Giving life insurers the ability to choose between state and federal regulation could cut insurers’ regulatory costs by about $5.7 billion per year, according to an analysis published by the American Council of Life Insurers.
Steven Pottier, a University of Georgia insurance scholar, developed that OFC savings estimate for the ACLI, Washington.
An OFC system also would increase the efficiency of national life insurers, Pottier predicts.
Sen. John Sununu, R-N.H., and Tim Johnson, D-S.D., recently drew new attention to OFC proposals by reintroducing an OFC bill in the Senate.
Sununu and Johnson also introduced an OFC bill during the last Congress.
Pottier says simply eliminating the current duplication of insurance compliance costs, such as licensing fees, could save $5.7 billion.
The Johnson-Sununu bill would not directly affect state premium taxes, and the $5.7 billions savings estimate does not include any projected reductions in premium tax revenue, Pottier says.
The $5.7 billion savings estimate also excludes any benefits that might occur if a federal charter option increased the level of competition or helped insurers get new products to market more quickly, Pottier says.
Frank Keating, president of the ACLI, says an OFC system would let life insurers consider customers’ needs when deciding whether to go with the existing state regulatory system or switch to a new federal system.
“The result would be a more efficient regulatory structure that imposes fewer costs on insurers,” Keating says in a statement.
In the banking industry, the existence of a dual state-federal regulatory system “has resulted in healthy competition,” Keating says. “It has not resulted in a dive to the bottom” by state regulators.
OFC doubters include Charles Symington, senior vice president for government affairs and federal relations at the Independent Insurance Agents and Brokers of America, Alexandria, Va.
In August 2005, researchers at Computer Sciences Corp., El Segundo, Calif., estimated in another analysis commissioned by the ACLI that the potential savings generated by an OFC system would amount to only $600 million per year, Symington says.

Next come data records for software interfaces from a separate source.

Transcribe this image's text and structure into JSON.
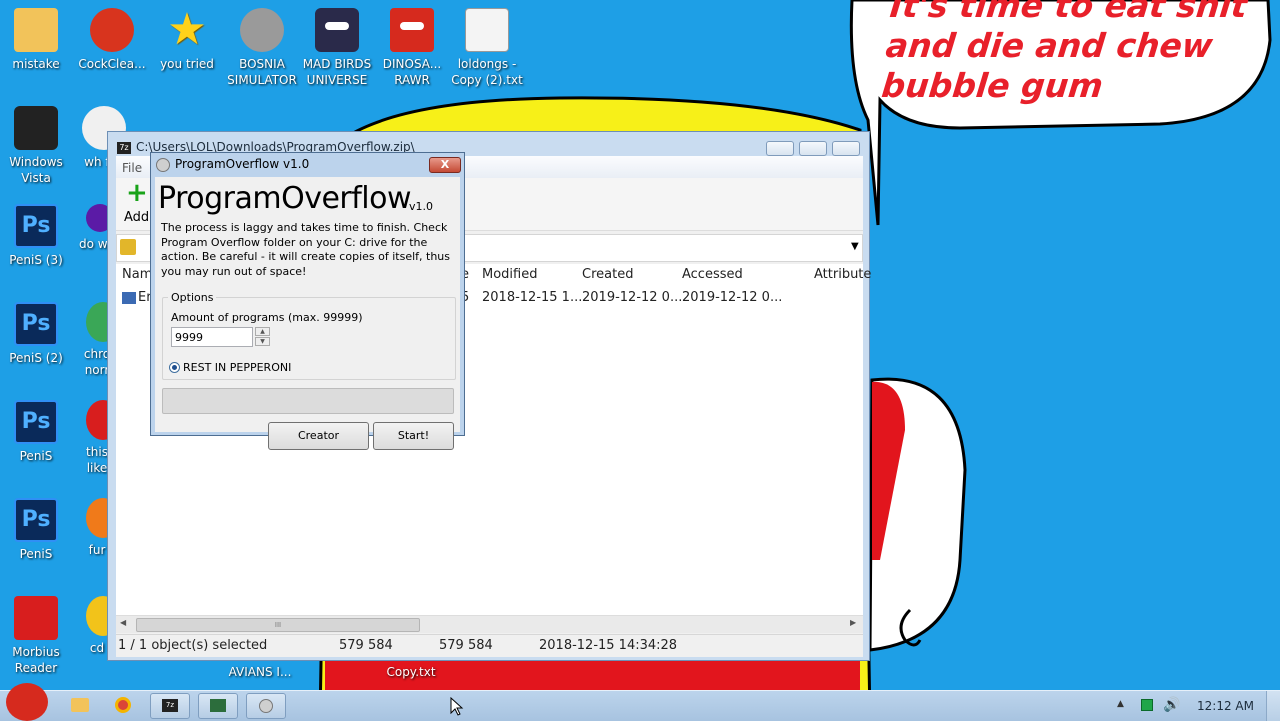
{
  "desktop": {
    "icons": [
      {
        "label": "mistake"
      },
      {
        "label": "CockClea..."
      },
      {
        "label": "you tried"
      },
      {
        "label": "BOSNIA SIMULATOR"
      },
      {
        "label": "MAD BIRDS UNIVERSE"
      },
      {
        "label": "DINOSA... RAWR"
      },
      {
        "label": "loldongs - Copy (2).txt"
      },
      {
        "label": "Windows Vista"
      },
      {
        "label": "wh fuc"
      },
      {
        "label": "PeniS (3)"
      },
      {
        "label": "do wo"
      },
      {
        "label": "PeniS (2)"
      },
      {
        "label": "chro norr"
      },
      {
        "label": "PeniS"
      },
      {
        "label": "this like"
      },
      {
        "label": "PeniS"
      },
      {
        "label": "fur"
      },
      {
        "label": "Morbius Reader"
      },
      {
        "label": "cd"
      },
      {
        "label": "AVIANS I..."
      },
      {
        "label": "Copy.txt"
      }
    ],
    "speech_bubble": [
      "It's time to eat shit",
      "and die and chew",
      "bubble gum"
    ]
  },
  "zip_window": {
    "title": "C:\\Users\\LOL\\Downloads\\ProgramOverflow.zip\\",
    "menu_file": "File",
    "toolbar_add": "Add",
    "columns": [
      "Nam",
      "e",
      "Modified",
      "Created",
      "Accessed",
      "Attribute"
    ],
    "row": {
      "name": "Er",
      "size_tail": "5",
      "modified": "2018-12-15 1...",
      "created": "2019-12-12 0...",
      "accessed": "2019-12-12 0..."
    },
    "scroll_glyph": "III",
    "status": {
      "selected": "1 / 1 object(s) selected",
      "size": "579 584",
      "packed": "579 584",
      "date": "2018-12-15 14:34:28"
    }
  },
  "dialog": {
    "title": "ProgramOverflow v1.0",
    "close_glyph": "X",
    "heading": "ProgramOverflow",
    "version": "v1.0",
    "description": "The process is laggy and takes time to finish. Check Program Overflow folder on your C: drive for the action. Be careful - it will create copies of itself, thus you may run out of space!",
    "options_label": "Options",
    "amount_label": "Amount of programs (max. 99999)",
    "amount_value": "9999",
    "radio_label": "REST IN PEPPERONI",
    "creator_button": "Creator",
    "start_button": "Start!",
    "progress": 0
  },
  "taskbar": {
    "clock": "12:12 AM"
  },
  "colors": {
    "desktop": "#1e9fe6",
    "bubble_text": "#e8202a",
    "window_frame": "#c9dcf0"
  }
}
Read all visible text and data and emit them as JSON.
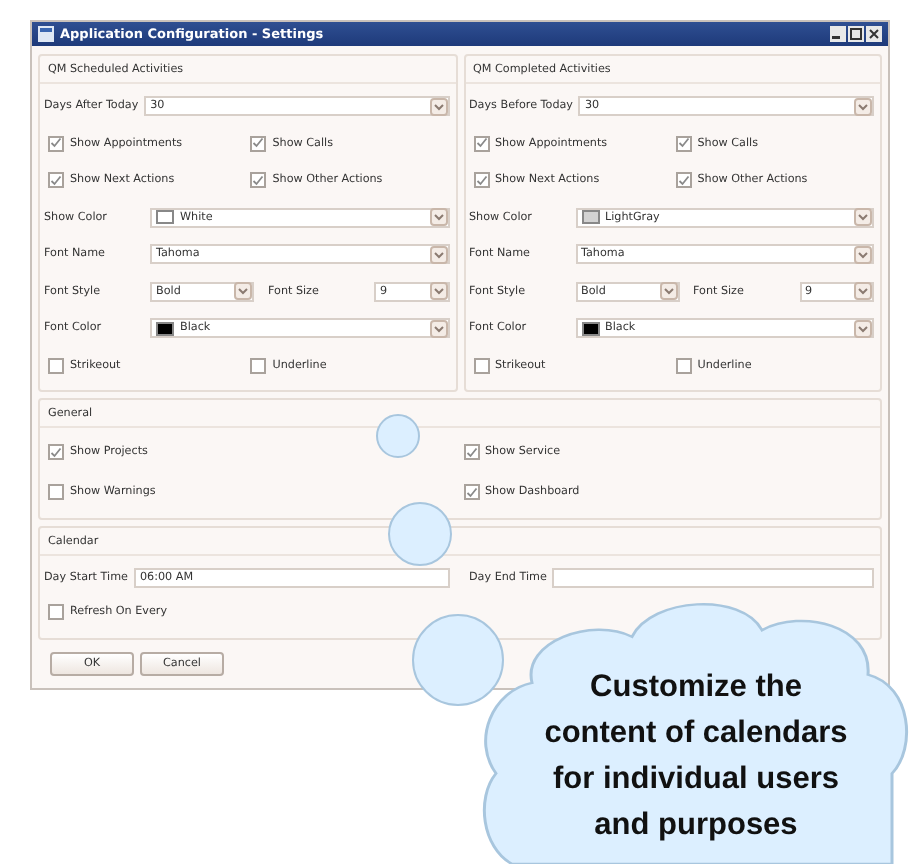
{
  "window": {
    "title": "Application Configuration - Settings"
  },
  "groups": [
    {
      "title": "QM Scheduled Activities",
      "days": {
        "label": "Days After Today",
        "value": "30"
      },
      "checkboxes": [
        {
          "label": "Show Appointments",
          "checked": true
        },
        {
          "label": "Show Calls",
          "checked": true
        },
        {
          "label": "Show Next Actions",
          "checked": true
        },
        {
          "label": "Show Other Actions",
          "checked": true
        }
      ],
      "show_color": {
        "label": "Show Color",
        "value": "White",
        "color": "#ffffff"
      },
      "font_name": {
        "label": "Font Name",
        "value": "Tahoma"
      },
      "font_style": {
        "label": "Font Style",
        "value": "Bold"
      },
      "font_size": {
        "label": "Font Size",
        "value": "9"
      },
      "font_color": {
        "label": "Font Color",
        "value": "Black",
        "color": "#000000"
      },
      "options": [
        {
          "label": "Strikeout",
          "checked": false
        },
        {
          "label": "Underline",
          "checked": false
        }
      ]
    },
    {
      "title": "QM Completed Activities",
      "days": {
        "label": "Days Before Today",
        "value": "30"
      },
      "checkboxes": [
        {
          "label": "Show Appointments",
          "checked": true
        },
        {
          "label": "Show Calls",
          "checked": true
        },
        {
          "label": "Show Next Actions",
          "checked": true
        },
        {
          "label": "Show Other Actions",
          "checked": true
        }
      ],
      "show_color": {
        "label": "Show Color",
        "value": "LightGray",
        "color": "#d3d3d3"
      },
      "font_name": {
        "label": "Font Name",
        "value": "Tahoma"
      },
      "font_style": {
        "label": "Font Style",
        "value": "Bold"
      },
      "font_size": {
        "label": "Font Size",
        "value": "9"
      },
      "font_color": {
        "label": "Font Color",
        "value": "Black",
        "color": "#000000"
      },
      "options": [
        {
          "label": "Strikeout",
          "checked": false
        },
        {
          "label": "Underline",
          "checked": false
        }
      ]
    }
  ],
  "general": {
    "title": "General",
    "checkboxes": [
      {
        "label": "Show Projects",
        "checked": true
      },
      {
        "label": "Show Service",
        "checked": true
      },
      {
        "label": "Show Warnings",
        "checked": false
      },
      {
        "label": "Show Dashboard",
        "checked": true
      }
    ]
  },
  "calendar": {
    "title": "Calendar",
    "start": {
      "label": "Day Start Time",
      "value": "06:00 AM"
    },
    "end": {
      "label": "Day End Time"
    },
    "refresh": {
      "label": "Refresh On Every",
      "checked": false
    }
  },
  "buttons": [
    "OK",
    "Cancel"
  ],
  "callout": {
    "text": "Customize the content of calendars for individual users and purposes"
  }
}
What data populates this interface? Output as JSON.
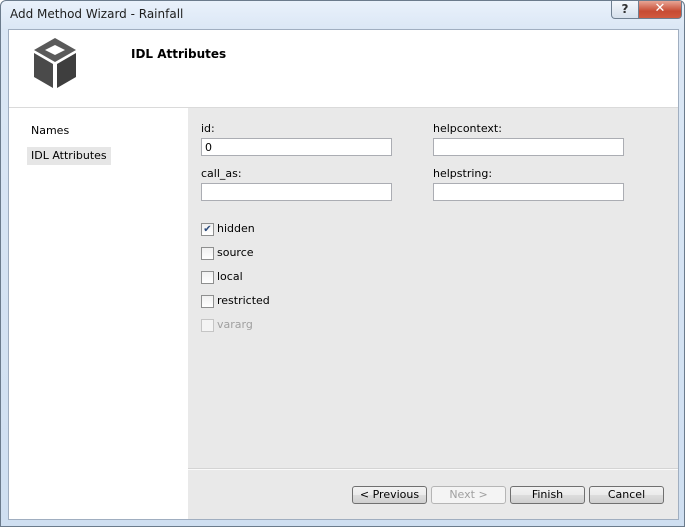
{
  "window": {
    "title": "Add Method Wizard - Rainfall",
    "help_label": "?",
    "close_label": "✕"
  },
  "header": {
    "title": "IDL Attributes",
    "logo_icon": "cube-icon"
  },
  "sidebar": {
    "items": [
      {
        "label": "Names",
        "selected": false
      },
      {
        "label": "IDL Attributes",
        "selected": true
      }
    ]
  },
  "fields": {
    "id": {
      "label": "id:",
      "value": "0"
    },
    "helpcontext": {
      "label": "helpcontext:",
      "value": ""
    },
    "call_as": {
      "label": "call_as:",
      "value": ""
    },
    "helpstring": {
      "label": "helpstring:",
      "value": ""
    }
  },
  "checkboxes": [
    {
      "label": "hidden",
      "checked": true,
      "enabled": true
    },
    {
      "label": "source",
      "checked": false,
      "enabled": true
    },
    {
      "label": "local",
      "checked": false,
      "enabled": true
    },
    {
      "label": "restricted",
      "checked": false,
      "enabled": true
    },
    {
      "label": "vararg",
      "checked": false,
      "enabled": false
    }
  ],
  "buttons": {
    "previous": "< Previous",
    "next": "Next >",
    "finish": "Finish",
    "cancel": "Cancel"
  },
  "colors": {
    "title_bar": "#dbe7f5",
    "close_button": "#c74b33",
    "panel_background": "#e9e9e9",
    "check_mark": "#2b4a7a"
  }
}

“Now it is nearly $6 billion, 10 times the prior estimate,” Symington says. “Which is it?”
The IIABA believes that a federal charter would weaken protections for consumers, Symington adds.
“Consumers seem to agree as there is no consumer cry for a new federal bureaucracy in Washington D.C.,” Symington says. “That call is only coming from some in the insurance industry.”